Ohio State clinical dietitian Emily Lisciandro discusses sodium and its effect on heart health.

When to Seek Help for Your Heart Failure Symptoms

Congestive heart failure transition navigator Abbey Booth discusses when you should call your doctor about your symptoms.

What is Congestive Heart Failure?

In this video, Ohio State cardiologists William Abraham, MD, and Ayesha Hasan, MD, explain congestive heart failure.

Our Leaders

Our leaders

Garrie Haas, MD

Garrie Haas, MD, FACC

Director, Heart Failure and Transplant Program

Dr. Haas is a professor of Clinical Medicine at Ohio State's Wexner Medical Center and director of the Heart and Vascular Research Organization (HVRO).

Dr. Haas is routinely recognized as one of the “Best Doctors in America” and his articles and abstracts have been published in numerous peer-reviewed journals, and he is a frequent presenter on the topics of acute and chronic heart failure management. His research interests include heart failure and hemodynamic monitoring, heart failure disease management and cardiomyopathy.

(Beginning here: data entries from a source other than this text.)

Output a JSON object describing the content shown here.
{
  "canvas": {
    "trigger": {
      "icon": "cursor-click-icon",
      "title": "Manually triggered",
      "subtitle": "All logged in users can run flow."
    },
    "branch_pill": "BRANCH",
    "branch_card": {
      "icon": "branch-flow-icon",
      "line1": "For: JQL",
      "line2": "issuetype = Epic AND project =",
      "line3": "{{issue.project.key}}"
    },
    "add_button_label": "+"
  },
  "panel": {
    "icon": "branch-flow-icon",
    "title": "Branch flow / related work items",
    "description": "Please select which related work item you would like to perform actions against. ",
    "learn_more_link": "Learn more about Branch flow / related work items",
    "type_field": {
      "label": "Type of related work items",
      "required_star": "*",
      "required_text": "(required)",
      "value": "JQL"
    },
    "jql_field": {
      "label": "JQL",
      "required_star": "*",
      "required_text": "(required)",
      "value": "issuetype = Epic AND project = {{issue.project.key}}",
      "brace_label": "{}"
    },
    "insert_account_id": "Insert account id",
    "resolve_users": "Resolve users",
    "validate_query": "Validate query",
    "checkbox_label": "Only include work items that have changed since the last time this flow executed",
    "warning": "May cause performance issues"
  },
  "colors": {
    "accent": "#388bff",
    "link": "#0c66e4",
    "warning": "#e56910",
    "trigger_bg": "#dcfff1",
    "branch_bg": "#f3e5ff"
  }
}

Ayesha Hasan, MD

Ayesha Hasan, MD

Medical Director, Heart Transplant Program

Dr. Hasan is the director of the Heart Failure Devices Clinic. She is an associate professor of Clinical Medicine and director of the heart failure and transplant fellowship at Ohio State. 

Dr. Hasan is an invited lecturer on the local, national and international level, giving presentations on chronic heart failure and cardiac resynchronization therapy. Her articles have been published in peer-reviewed journals. She has a special interest in device therapy for heart failure, including biventricular pacing, hemodynamic monitoring and ventricular device support.

William Abraham, MD

William Abraham, MD, FACP, FACC

Director, Division of Cardiovascular Medicine and Deputy Director, Ohio State’s Davis Heart and Lung Research Institute

Dr. Abraham is routinely recognized as one of the “Best Doctors in America” and was the inaugural designated Chair of Excellence in Cardiovascular Medicine at Ohio State’s College of Medicine. He has co-edited a leading textbook on heart failure, has been a principal investigator in more than 100 multicenter clinical drug and device trials and has authored more than 600 professional works. Dr. Abraham earned his medical degree from Harvard Medical School and completed his residency in internal medicine and fellowships in cardiology and heart failure/cardiac transplantation at the University of Colorado.

RobertHiggins

Robert Higgins, MD, MSHA

Dr. Higgins is the Chair of the Department of Surgery, the Executive Director of Ohio State’s Comprehensive Transplant Center and Professor of Surgery. 

A highly respected surgeon and leader in the field of transplantation, Dr. Higgins holds the John H. and Mildred C. Lumley Medical Research Chair at Ohio State. The prestigious chair provides funding to a nationally eminent faculty member. 

Share this Page